Officials from Forest Park confirmed they received a letter dated Jan. 12, 2005, informing them of the changes. They said that by the time they received it, the rate hike would go into effect in only two days.

Following the almost-late letter CTA Chairman Carole Brown sent a memo criticizing the management team for their lack of communication, emphasizing the CTA’s inability to contact local municipalities in a timely manner about the price hikes for the park-and-ride initiative.

The memo was sent to 28 e-mail addresses and co-signed by CTA President Frank Kruesi, spokesman Greg Longhini said. He added that the officials targeted in the memo were those who hold the rank of vice-president.

Local activists said the memo is long overdue and not far-reaching enough.

Gary Mack, a spokesman for the village of Rosemont, said communication with CTA was not as good as the village would have liked.

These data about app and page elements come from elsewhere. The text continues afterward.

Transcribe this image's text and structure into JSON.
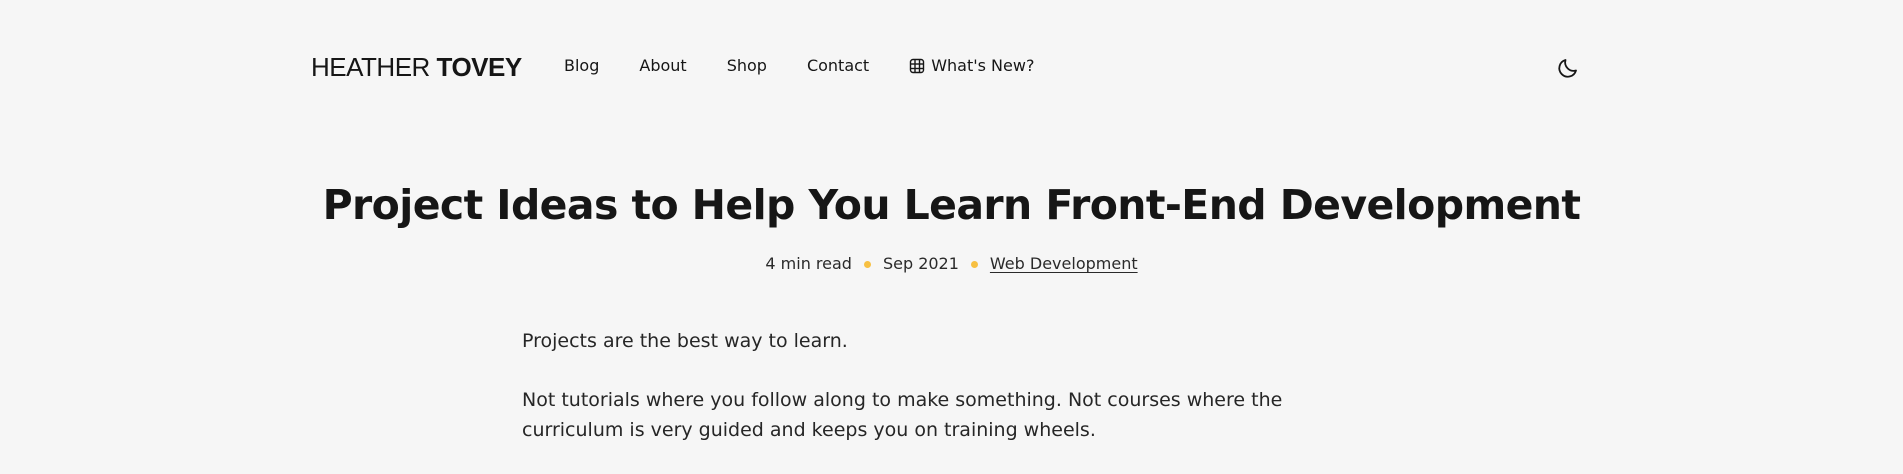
{
  "header": {
    "logo": {
      "first": "HEATHER",
      "last": "TOVEY"
    },
    "nav": [
      {
        "label": "Blog",
        "icon": null
      },
      {
        "label": "About",
        "icon": null
      },
      {
        "label": "Shop",
        "icon": null
      },
      {
        "label": "Contact",
        "icon": null
      },
      {
        "label": "What's New?",
        "icon": "grid-table-icon"
      }
    ],
    "theme_toggle_icon": "moon-icon"
  },
  "post": {
    "title": "Project Ideas to Help You Learn Front-End Development",
    "meta": {
      "read_time": "4 min read",
      "date": "Sep 2021",
      "category": "Web Development"
    },
    "paragraphs": [
      "Projects are the best way to learn.",
      "Not tutorials where you follow along to make something. Not courses where the curriculum is very guided and keeps you on training wheels."
    ]
  },
  "colors": {
    "background": "#f6f6f6",
    "text": "#161616",
    "accent_dot": "#f7c042"
  }
}
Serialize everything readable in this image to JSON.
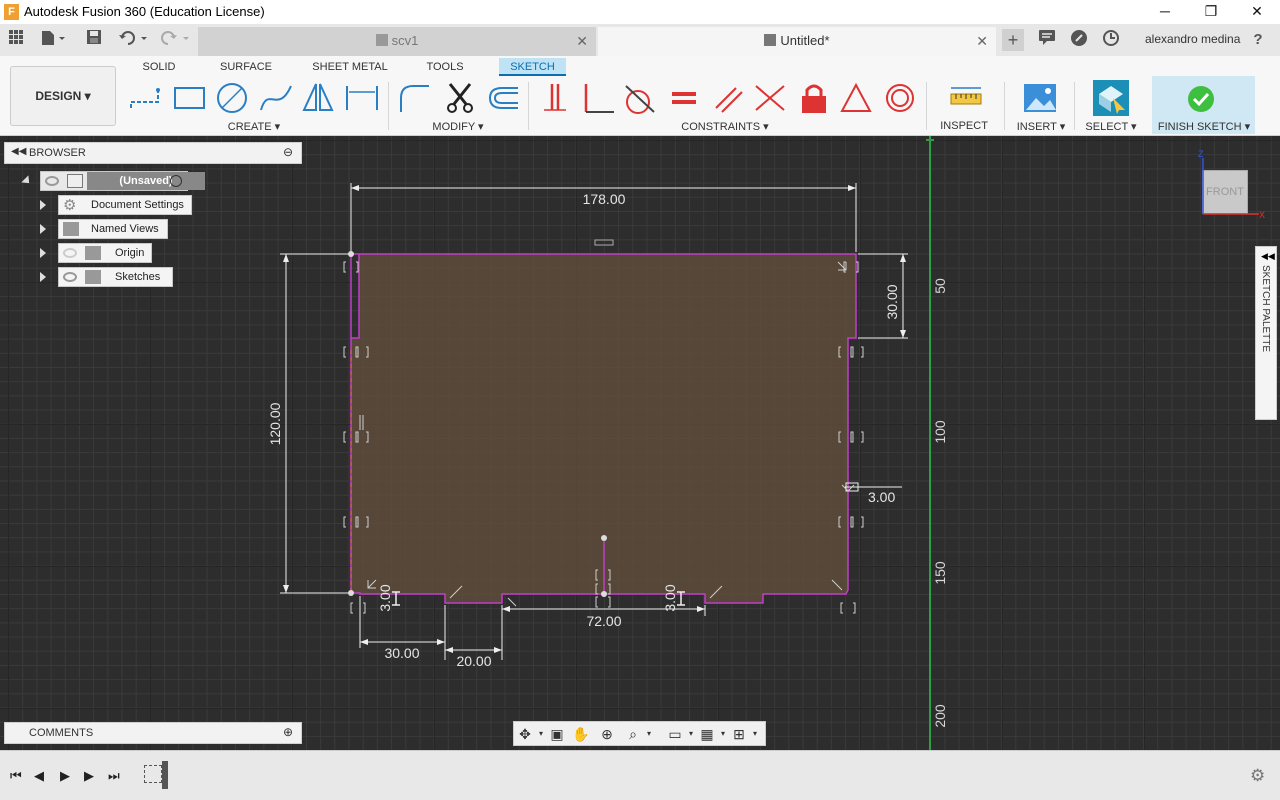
{
  "window": {
    "title": "Autodesk Fusion 360 (Education License)",
    "app_icon_letter": "F",
    "minimize": "─",
    "restore": "❐",
    "close": "✕"
  },
  "tabs": [
    {
      "label": "scv1",
      "close": "✕"
    },
    {
      "label": "Untitled*",
      "close": "✕"
    }
  ],
  "tabbar": {
    "new_tab": "+",
    "user": "alexandro medina",
    "help": "?"
  },
  "toolbar": {
    "workspace": "DESIGN",
    "tabs": [
      "SOLID",
      "SURFACE",
      "SHEET METAL",
      "TOOLS",
      "SKETCH"
    ],
    "active_tab": "SKETCH",
    "groups": {
      "create": "CREATE",
      "modify": "MODIFY",
      "constraints": "CONSTRAINTS",
      "inspect": "INSPECT",
      "insert": "INSERT",
      "select": "SELECT",
      "finish": "FINISH SKETCH"
    }
  },
  "browser": {
    "header": "BROWSER",
    "root": "(Unsaved)",
    "items": [
      "Document Settings",
      "Named Views",
      "Origin",
      "Sketches"
    ]
  },
  "comments": {
    "header": "COMMENTS"
  },
  "sketch_palette": {
    "label": "SKETCH PALETTE"
  },
  "viewcube": {
    "label": "FRONT",
    "z": "Z",
    "x": "X"
  },
  "sketch": {
    "dimensions": {
      "width": "178.00",
      "height": "120.00",
      "top_notch": "30.00",
      "notch_depth": "3.00",
      "bottom_left_depth": "3.00",
      "bottom_mid_depth": "3.00",
      "bottom_left_offset": "30.00",
      "bottom_left_width": "20.00",
      "bottom_center_width": "72.00"
    },
    "axis_labels": [
      "50",
      "100",
      "150",
      "200"
    ]
  },
  "colors": {
    "sketch_fill": "#5a4a38",
    "sketch_line": "#c13ec7",
    "accent": "#0a6fb0",
    "finish_check": "#3fbf3f",
    "axis_green": "#2ea043"
  }
}
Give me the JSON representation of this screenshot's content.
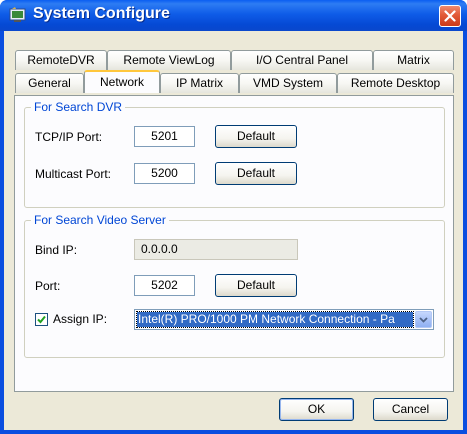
{
  "window": {
    "title": "System Configure"
  },
  "tabs": {
    "row_back": [
      {
        "label": "RemoteDVR"
      },
      {
        "label": "Remote ViewLog"
      },
      {
        "label": "I/O Central Panel"
      },
      {
        "label": "Matrix"
      }
    ],
    "row_front": [
      {
        "label": "General"
      },
      {
        "label": "Network"
      },
      {
        "label": "IP Matrix"
      },
      {
        "label": "VMD System"
      },
      {
        "label": "Remote Desktop"
      }
    ],
    "active": "Network"
  },
  "search_dvr": {
    "legend": "For Search DVR",
    "tcpip_label": "TCP/IP Port:",
    "tcpip_value": "5201",
    "tcpip_default": "Default",
    "multicast_label": "Multicast Port:",
    "multicast_value": "5200",
    "multicast_default": "Default"
  },
  "search_video_server": {
    "legend": "For Search Video Server",
    "bind_ip_label": "Bind IP:",
    "bind_ip_value": "0.0.0.0",
    "port_label": "Port:",
    "port_value": "5202",
    "port_default": "Default",
    "assign_ip_label": "Assign IP:",
    "assign_ip_checked": true,
    "assign_ip_selected": "Intel(R) PRO/1000 PM Network Connection - Pa"
  },
  "footer": {
    "ok": "OK",
    "cancel": "Cancel"
  },
  "colors": {
    "titlebar": "#0a5ef2",
    "legend_text": "#0046d5",
    "active_tab_highlight": "#ffc73c",
    "selection": "#316ac5"
  }
}
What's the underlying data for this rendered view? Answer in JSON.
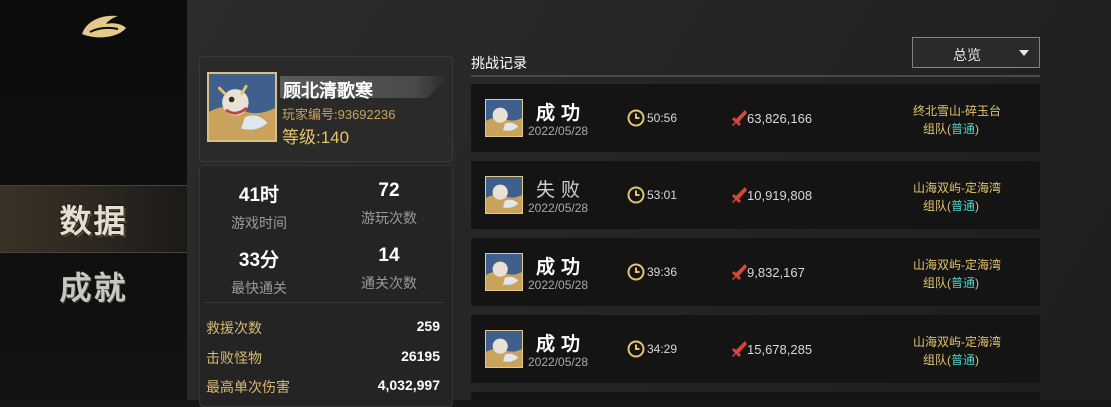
{
  "nav": {
    "items": [
      {
        "label": "数据",
        "active": true
      },
      {
        "label": "成就",
        "active": false
      }
    ]
  },
  "profile": {
    "name": "顾北清歌寒",
    "id_text": "玩家编号:93692236",
    "level_text": "等级:140"
  },
  "stats": {
    "cells": [
      {
        "value": "41时",
        "label": "游戏时间"
      },
      {
        "value": "72",
        "label": "游玩次数"
      },
      {
        "value": "33分",
        "label": "最快通关"
      },
      {
        "value": "14",
        "label": "通关次数"
      }
    ],
    "rows": [
      {
        "key": "救援次数",
        "value": "259"
      },
      {
        "key": "击败怪物",
        "value": "26195"
      },
      {
        "key": "最高单次伤害",
        "value": "4,032,997"
      }
    ]
  },
  "records": {
    "title": "挑战记录",
    "filter": "总览",
    "items": [
      {
        "result": "成功",
        "date": "2022/05/28",
        "time": "50:56",
        "damage": "63,826,166",
        "map": "终北雪山-碎玉台",
        "mode": "组队",
        "difficulty": "普通"
      },
      {
        "result": "失败",
        "date": "2022/05/28",
        "time": "53:01",
        "damage": "10,919,808",
        "map": "山海双屿-定海湾",
        "mode": "组队",
        "difficulty": "普通"
      },
      {
        "result": "成功",
        "date": "2022/05/28",
        "time": "39:36",
        "damage": "9,832,167",
        "map": "山海双屿-定海湾",
        "mode": "组队",
        "difficulty": "普通"
      },
      {
        "result": "成功",
        "date": "2022/05/28",
        "time": "34:29",
        "damage": "15,678,285",
        "map": "山海双屿-定海湾",
        "mode": "组队",
        "difficulty": "普通"
      }
    ]
  },
  "colors": {
    "accent_gold": "#e4c46c",
    "difficulty_teal": "#4fd0c8",
    "damage_red": "#d8453a"
  }
}
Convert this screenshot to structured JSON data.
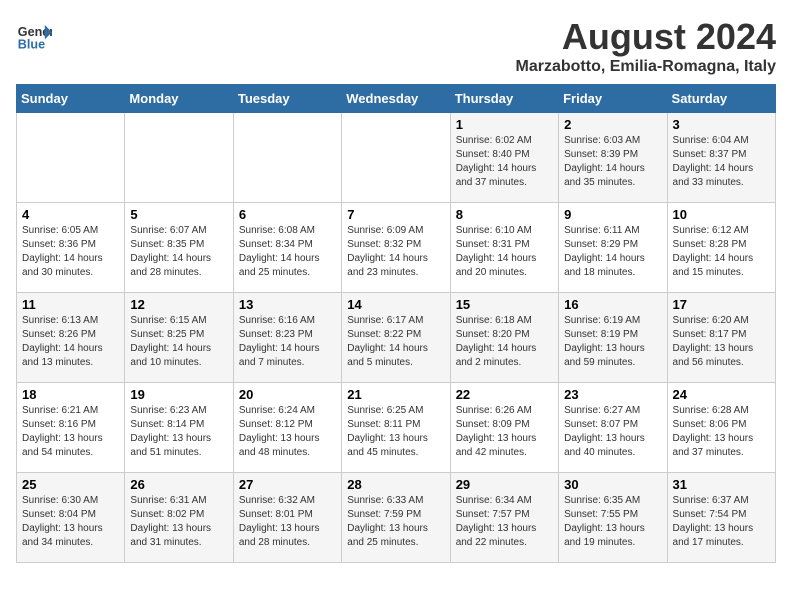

“We knew they intended to raise rates, but not when,” Mack said.

The village requested additional time to alert riders of the change, but was only given two more days.

CTA Board members, including Kruesi, said at the last board meeting they were concerned about the legality of raising rates in the suburbs.

“With respect to areas outside of the city, staff is having conversations with those jurisdictions,” said Dennis Anosike, a CTA vice president.

John Paul Jones, a spokesman for the Campaign for Better Transit, said it was unclear what was going on from the November Board Meeting, when they voted to raise rates.

“They gave no clear notice at all to the public,” he said of the increase.

Jones and others, however, said they do not feel that Brown should completely remove herself or other high-ranking officials from blame, as they are a part of the process.

“Apparently she’s also trying to cover herself about that administrative mishap,” Jones said.

Leo McCord, of the Lake Human Organizing Committee in Chicago, said he would like to see Kruesi shoulder some of the blame as well.

“If this was a sports franchise, he would have been given his walking papers,” he said. “You have to accept some of the responsibility for what your staff does.”

Brown has reportedly threatened to put together a management team that can better accomplish the CTA’s goals if problems continue. The managers are not represented by any union.

Representatives from the chairman’s office were not available for comment.